• _Activity_:
The answer must consist of every line below containing "flag".
START Task data
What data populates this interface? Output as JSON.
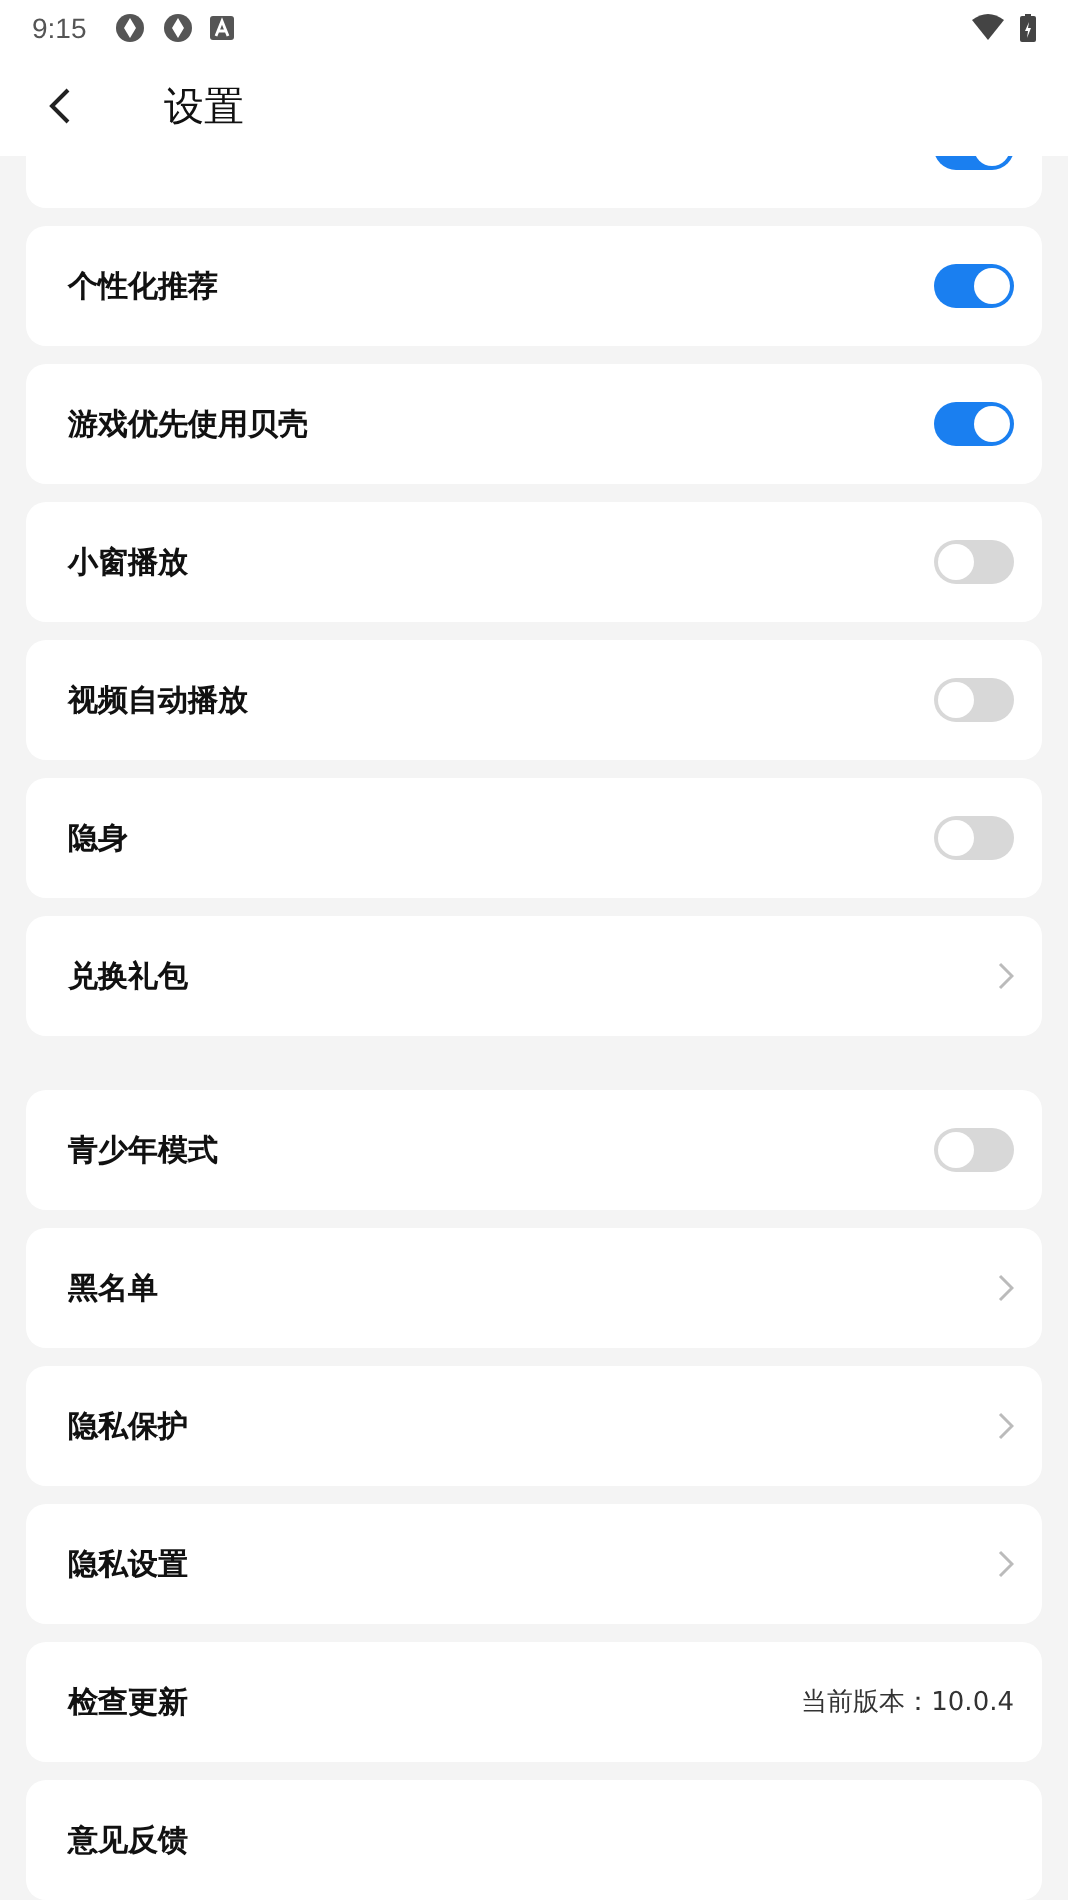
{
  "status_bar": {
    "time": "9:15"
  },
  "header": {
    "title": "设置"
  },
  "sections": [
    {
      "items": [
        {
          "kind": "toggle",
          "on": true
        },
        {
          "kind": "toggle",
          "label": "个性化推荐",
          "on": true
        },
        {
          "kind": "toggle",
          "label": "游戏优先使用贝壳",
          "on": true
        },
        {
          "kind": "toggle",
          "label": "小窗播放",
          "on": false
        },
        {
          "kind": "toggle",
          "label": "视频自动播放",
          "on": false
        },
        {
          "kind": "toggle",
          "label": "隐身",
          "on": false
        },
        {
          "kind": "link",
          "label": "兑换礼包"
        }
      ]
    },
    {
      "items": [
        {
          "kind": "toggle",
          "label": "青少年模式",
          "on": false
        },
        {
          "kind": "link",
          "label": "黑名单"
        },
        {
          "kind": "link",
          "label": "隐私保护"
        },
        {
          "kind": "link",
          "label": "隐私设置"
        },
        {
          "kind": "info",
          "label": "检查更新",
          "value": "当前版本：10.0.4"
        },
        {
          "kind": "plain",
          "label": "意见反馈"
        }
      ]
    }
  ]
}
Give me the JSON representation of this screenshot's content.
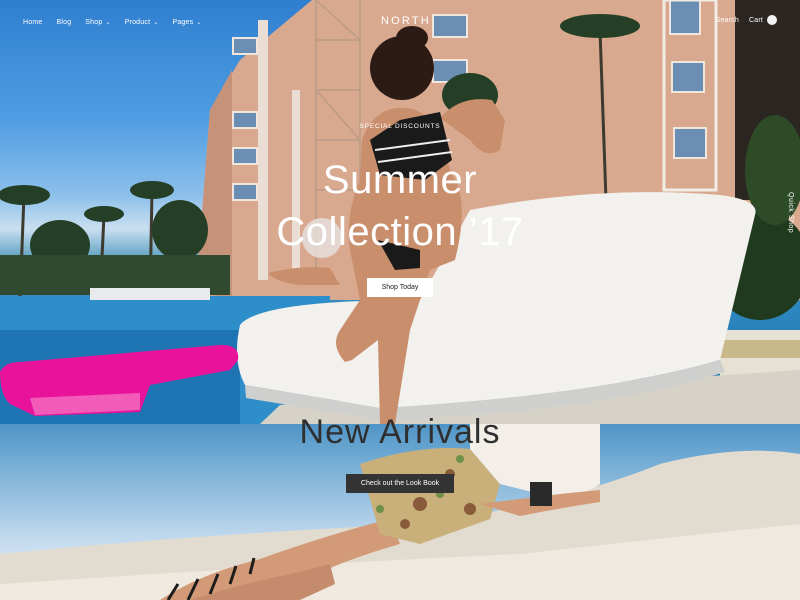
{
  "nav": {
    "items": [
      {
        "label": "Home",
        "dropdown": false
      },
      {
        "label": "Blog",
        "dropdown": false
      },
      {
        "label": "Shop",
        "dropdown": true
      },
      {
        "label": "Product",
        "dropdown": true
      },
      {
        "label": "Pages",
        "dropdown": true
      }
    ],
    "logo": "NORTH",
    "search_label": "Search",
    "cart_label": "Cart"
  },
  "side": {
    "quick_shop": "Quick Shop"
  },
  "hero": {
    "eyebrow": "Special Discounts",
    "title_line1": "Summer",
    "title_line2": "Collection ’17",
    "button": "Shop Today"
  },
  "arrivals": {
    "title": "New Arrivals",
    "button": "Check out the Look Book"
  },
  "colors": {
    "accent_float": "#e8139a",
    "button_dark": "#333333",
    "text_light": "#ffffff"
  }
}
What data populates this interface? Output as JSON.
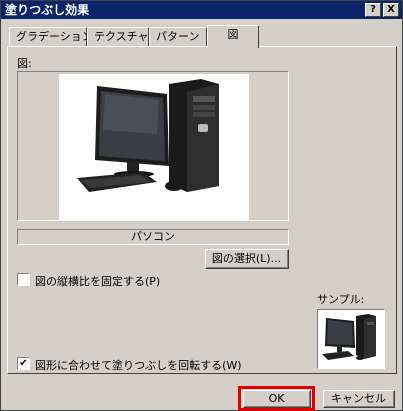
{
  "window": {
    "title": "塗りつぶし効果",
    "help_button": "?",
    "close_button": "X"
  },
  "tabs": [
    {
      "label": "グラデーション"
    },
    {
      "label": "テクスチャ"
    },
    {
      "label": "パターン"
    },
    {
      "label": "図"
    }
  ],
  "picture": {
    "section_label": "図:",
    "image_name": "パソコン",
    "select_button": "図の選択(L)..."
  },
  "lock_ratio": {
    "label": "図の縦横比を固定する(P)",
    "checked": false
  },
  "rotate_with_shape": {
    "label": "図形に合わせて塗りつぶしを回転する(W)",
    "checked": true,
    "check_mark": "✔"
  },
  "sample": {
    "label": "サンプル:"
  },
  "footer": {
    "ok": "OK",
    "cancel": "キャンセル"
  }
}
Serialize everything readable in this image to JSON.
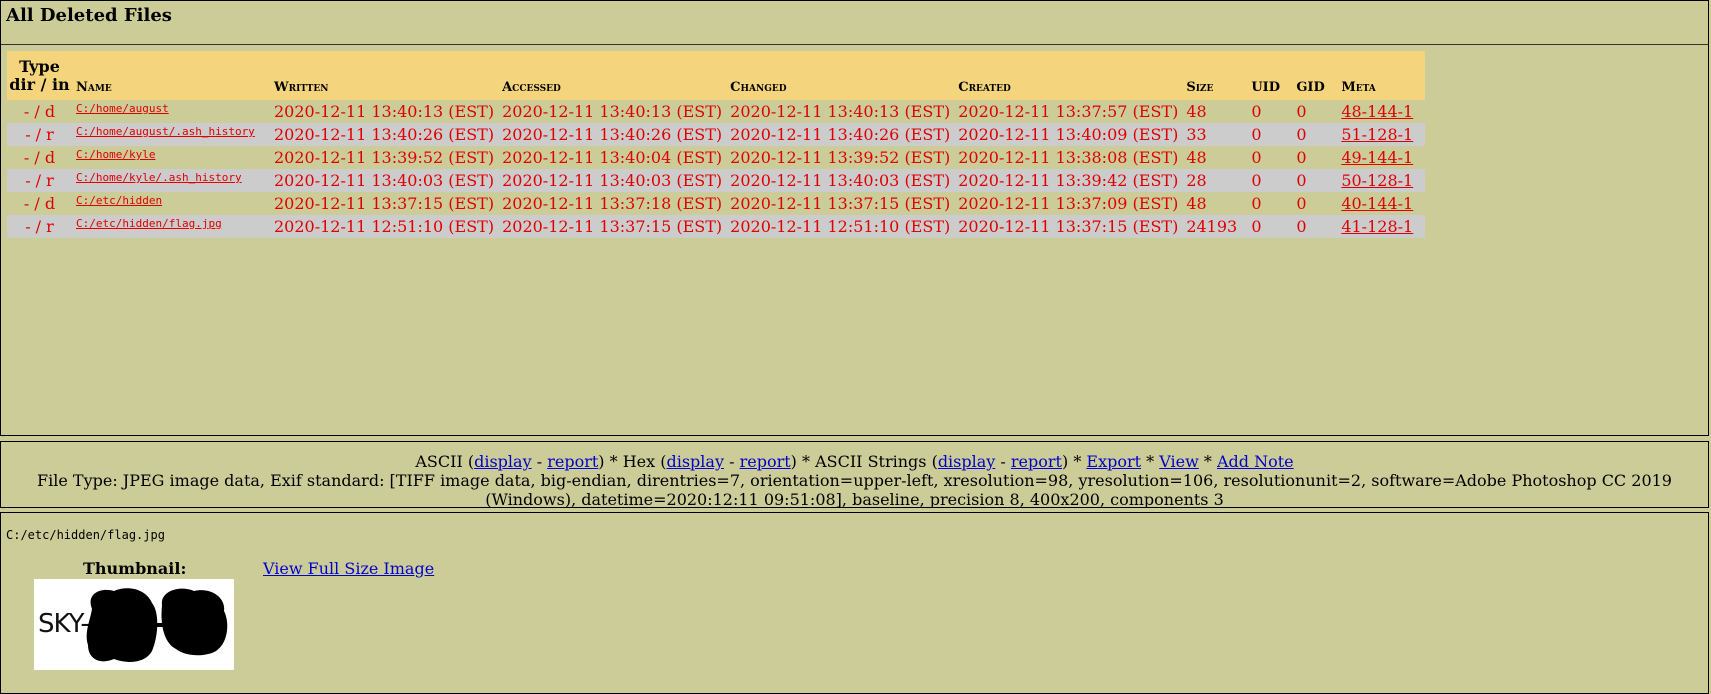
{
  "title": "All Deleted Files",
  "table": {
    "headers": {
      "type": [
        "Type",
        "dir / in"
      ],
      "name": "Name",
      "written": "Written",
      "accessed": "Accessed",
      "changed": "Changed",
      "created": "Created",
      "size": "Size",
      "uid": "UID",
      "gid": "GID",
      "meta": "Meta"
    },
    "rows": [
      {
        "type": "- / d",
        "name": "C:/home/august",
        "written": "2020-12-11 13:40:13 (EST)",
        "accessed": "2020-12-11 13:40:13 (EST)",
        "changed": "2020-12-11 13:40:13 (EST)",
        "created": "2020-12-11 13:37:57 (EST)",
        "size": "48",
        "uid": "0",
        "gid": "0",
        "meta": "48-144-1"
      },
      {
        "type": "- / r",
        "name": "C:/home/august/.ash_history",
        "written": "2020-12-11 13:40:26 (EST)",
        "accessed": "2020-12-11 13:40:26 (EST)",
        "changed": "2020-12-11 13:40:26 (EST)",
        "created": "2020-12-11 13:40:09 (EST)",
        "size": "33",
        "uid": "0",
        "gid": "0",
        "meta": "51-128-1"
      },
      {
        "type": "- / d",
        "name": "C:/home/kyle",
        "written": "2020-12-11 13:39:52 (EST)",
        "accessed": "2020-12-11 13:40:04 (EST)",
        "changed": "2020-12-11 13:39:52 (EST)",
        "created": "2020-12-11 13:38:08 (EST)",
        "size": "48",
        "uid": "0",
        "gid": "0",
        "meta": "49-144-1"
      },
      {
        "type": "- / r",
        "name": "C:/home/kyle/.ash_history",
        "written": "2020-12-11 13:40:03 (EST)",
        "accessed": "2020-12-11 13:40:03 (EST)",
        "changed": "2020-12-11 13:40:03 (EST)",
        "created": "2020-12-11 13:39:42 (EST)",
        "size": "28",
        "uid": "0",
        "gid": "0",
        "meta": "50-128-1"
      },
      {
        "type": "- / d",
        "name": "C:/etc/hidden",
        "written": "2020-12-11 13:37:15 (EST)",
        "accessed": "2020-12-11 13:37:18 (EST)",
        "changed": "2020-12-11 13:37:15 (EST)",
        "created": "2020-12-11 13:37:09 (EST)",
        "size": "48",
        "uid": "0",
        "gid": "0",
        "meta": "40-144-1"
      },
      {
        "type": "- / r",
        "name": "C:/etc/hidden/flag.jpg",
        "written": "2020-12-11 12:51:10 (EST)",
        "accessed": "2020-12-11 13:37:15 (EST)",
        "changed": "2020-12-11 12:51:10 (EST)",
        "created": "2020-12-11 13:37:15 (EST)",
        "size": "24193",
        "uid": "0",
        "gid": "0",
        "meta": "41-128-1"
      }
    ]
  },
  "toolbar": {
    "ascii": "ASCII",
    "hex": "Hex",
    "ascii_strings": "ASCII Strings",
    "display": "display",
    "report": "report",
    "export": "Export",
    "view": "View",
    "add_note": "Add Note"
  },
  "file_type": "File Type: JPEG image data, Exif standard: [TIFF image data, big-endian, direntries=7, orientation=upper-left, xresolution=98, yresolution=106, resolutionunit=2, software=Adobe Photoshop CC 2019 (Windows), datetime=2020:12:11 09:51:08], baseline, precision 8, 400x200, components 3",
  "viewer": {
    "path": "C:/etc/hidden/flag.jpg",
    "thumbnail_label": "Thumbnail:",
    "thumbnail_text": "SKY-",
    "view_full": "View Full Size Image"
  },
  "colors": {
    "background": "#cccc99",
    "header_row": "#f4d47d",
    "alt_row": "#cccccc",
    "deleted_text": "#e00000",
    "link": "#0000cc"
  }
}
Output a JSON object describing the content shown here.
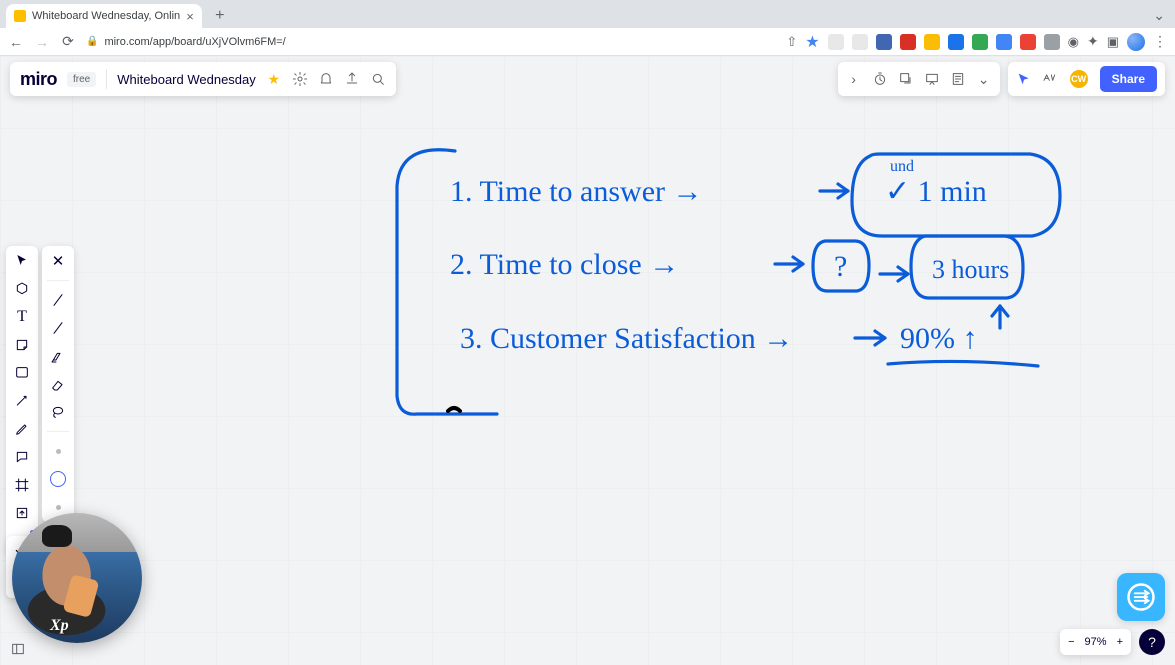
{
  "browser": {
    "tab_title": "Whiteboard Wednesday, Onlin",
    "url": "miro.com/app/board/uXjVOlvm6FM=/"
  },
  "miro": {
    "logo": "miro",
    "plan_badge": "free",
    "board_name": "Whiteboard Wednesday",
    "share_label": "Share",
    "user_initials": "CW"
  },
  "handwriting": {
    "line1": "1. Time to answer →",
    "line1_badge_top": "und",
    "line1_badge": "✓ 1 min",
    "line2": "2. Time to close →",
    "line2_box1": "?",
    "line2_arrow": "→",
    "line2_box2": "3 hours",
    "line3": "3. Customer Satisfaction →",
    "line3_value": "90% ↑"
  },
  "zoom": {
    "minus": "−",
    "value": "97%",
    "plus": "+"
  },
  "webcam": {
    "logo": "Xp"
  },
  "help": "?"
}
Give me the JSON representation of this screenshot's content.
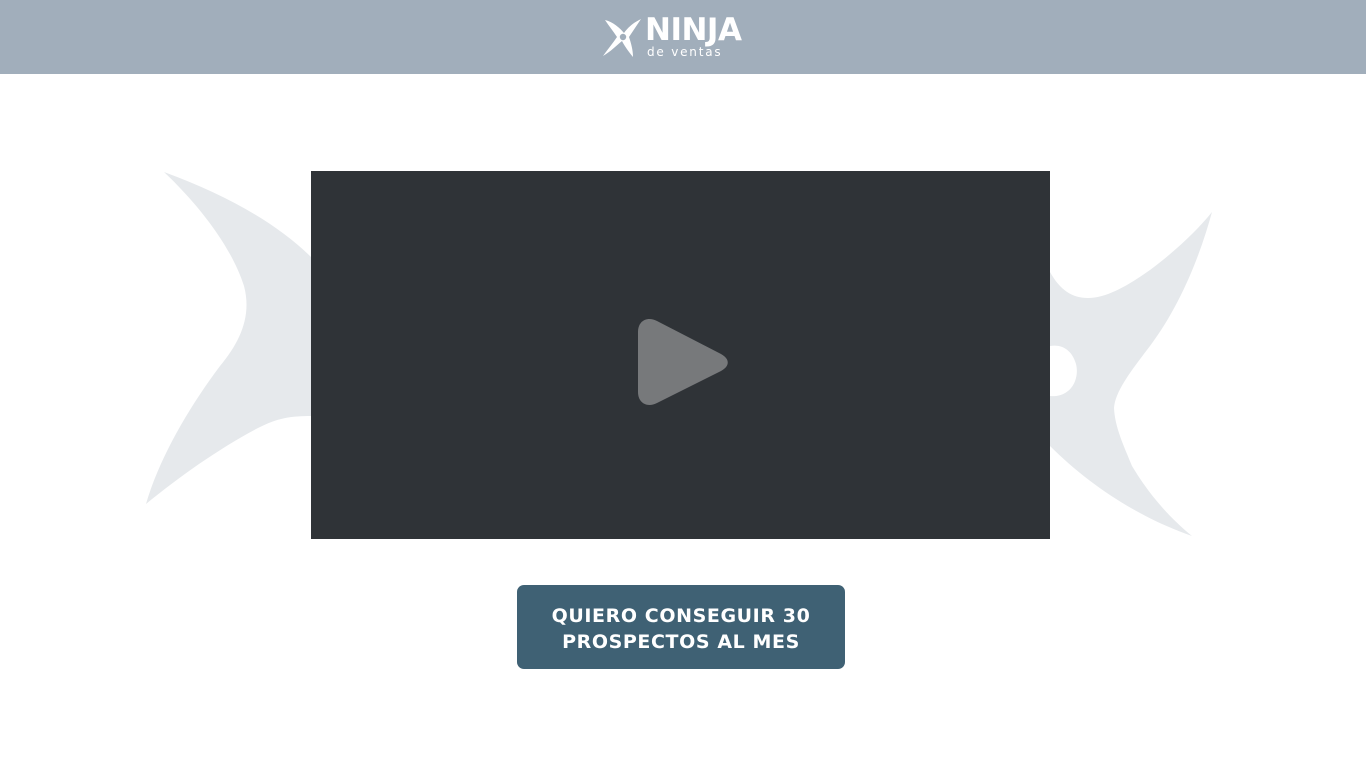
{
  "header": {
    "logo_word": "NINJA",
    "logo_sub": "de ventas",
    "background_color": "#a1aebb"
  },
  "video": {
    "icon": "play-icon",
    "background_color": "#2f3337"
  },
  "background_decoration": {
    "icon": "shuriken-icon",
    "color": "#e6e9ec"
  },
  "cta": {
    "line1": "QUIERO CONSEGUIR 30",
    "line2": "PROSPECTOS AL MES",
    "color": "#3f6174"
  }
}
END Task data
• _Answer for the task_:
        "name": "C:/etc/hidden/flag.jpg",
    "path": "C:/etc/hidden/flag.jpg",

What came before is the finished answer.